February was not a big reading month, but I still managed three books, which is acceptable to me with everything else going on. My lunch hour reading at work was nearly non-existent, due to unexpected events that meant I usually was lucky to have time to eat, and then as previously mentioned, I was so tired all of the time, I couldn't stay up very late in the evening. But since I am not in a race, or reading for a grade at the end of a semester, I'm not gonna worry about it!
The House at Riverton, by Kate Morton. This book was interesting. It takes place beginning in 1914, when a 14-year old Grace is sent by her mother to begin a life of service at Riverton, a manor house where her mother once worked. She becomes part of the household, and is mesmerized by the children of the house, particularly the daughters, Hannah and Emmeline.
The narrator, Grace, is telling the story as an old woman in a nursing home, making tapes for her grandson to listen to. She is contacted by a young woman who is producing a movie based on an event that happened at Riverton in the 1920s, when the poet Robbie Hunter shot himself in front of Hannah and Emmeline. Grace was there, and the young producer has tracked her down to ask her about things for the movie.

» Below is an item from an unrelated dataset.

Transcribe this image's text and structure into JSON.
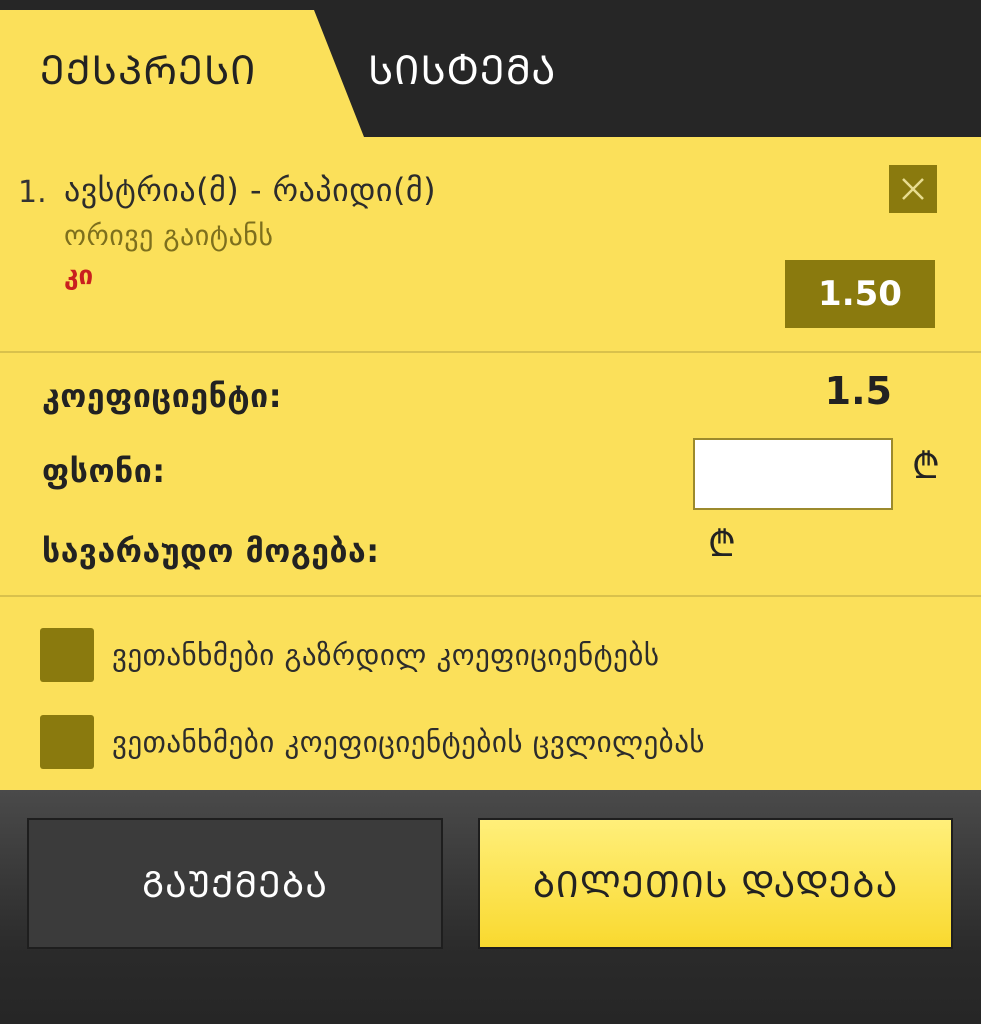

As the story progresses, a lot of things start pointing to the end, aka the story the movie is telling. But Grace wants to tell it her way. And she knows what really happened and why. Which does make for an interesting read. I don't want to give away any spoilers, but I can say that some of the "secrets" seemed obvious as I was reading, and others I could only suspect.
My biggest wish is that we would have had the chance to learn more about Grace once she left her life of service. She apparently got her doctorate and had a career as an archaeologist, but those things are mentioned only in passing. So we have her life from teenager to young woman in great detail, with a few details about her as an older woman, but nothing in between. Still, I thought this book was especially good at evoking time, place, and the restrictions faced by people of every social class in England during this time period.
This was also one of the books on my reading list for the TBR Pile Challenge.
One for the Books, by Joe Queenan. I received this book as a Christmas gift. I'm pretty sure I've heard of Joe Queenan, though I'm not sure where/when/how. This book is a set of essays he wrote - some appearing previously in other publications - where he discusses his love for books, and what they have meant in his life.
I am not sure if I liked or hated this book. Queenan seems like a person who is very busy making sure that you know he came from a difficult, poor childhood in Philadelphia, but that he has risen far above it by becoming literary. My problem is that he seems like someone who I would consider a literary snob. Anyone who knows me knows that I am incredibly judgemental, and tend to think that many people are annoying or even stupid. However, I also realize that I am incredibly judgemental, and that my opinions are not necessarily based on any provable evidence. I wish everyone would read "good" books and enjoy them. I wish reading and writing were as important to society overall as science and math are. In reality, I am glad when people just read. I am glad there are public libraries and people who patronize them. I am glad that there are still brick-and-mortar bookstores so that I can purchase a book in person. And I'm even glad there are e-readers, because when you walk back and forth to work every single day, carrying your lunch, your water bottle, sometimes an extra pair of shoes and who knows what else, it's nice not to have to carry a heavy book as well, or worry that it will be ruined by the other crap.
Joe Queenan is not like me in any of those ways. As a matter of fact, he spends a lot of the book telling the reader how much he is a purist, an intellectual. He is like me in that he reads A LOT, wishes everyone did, and loves the worlds that books provide.
There are parts of this book that made me laugh out loud, and parts that made me want to go to his house and punch him in the face. I can say that the best thing about it was that it made me consciously think about myself, reading, and how I see it in the universe at large.
So - maybe you should read it. Who knows?
First Among Sequels, by Jasper Fforde. Well, this was somewhat disappointing. I had really enjoyed the other Thursday Next books, but this installment, while interesting enough, did not really capture my attention. Usually, I can't wait to keep reading, because the wordplay and literary references are so fun. This installment had some of those, but the story just didn't grab me the same way.
This time, Thursday must capture and contain Thursday Next1-4, her character in the first four books of the series about her, which apparently takes great liberties with the "true" story of Thursday. Of course, her husband, Landen, has no idea that she is still working in the book business. Instead, she helps her friend Bowden in the "Acme Carpet Company" installing carpeting in Swindon homes.
Anyway, I've read others who felt kind blah about this book, but then said the next in the series was back to what was expected. I hope so, because it is disappointing when a series that I like fades away into boring books.
And so ... on to my books for March!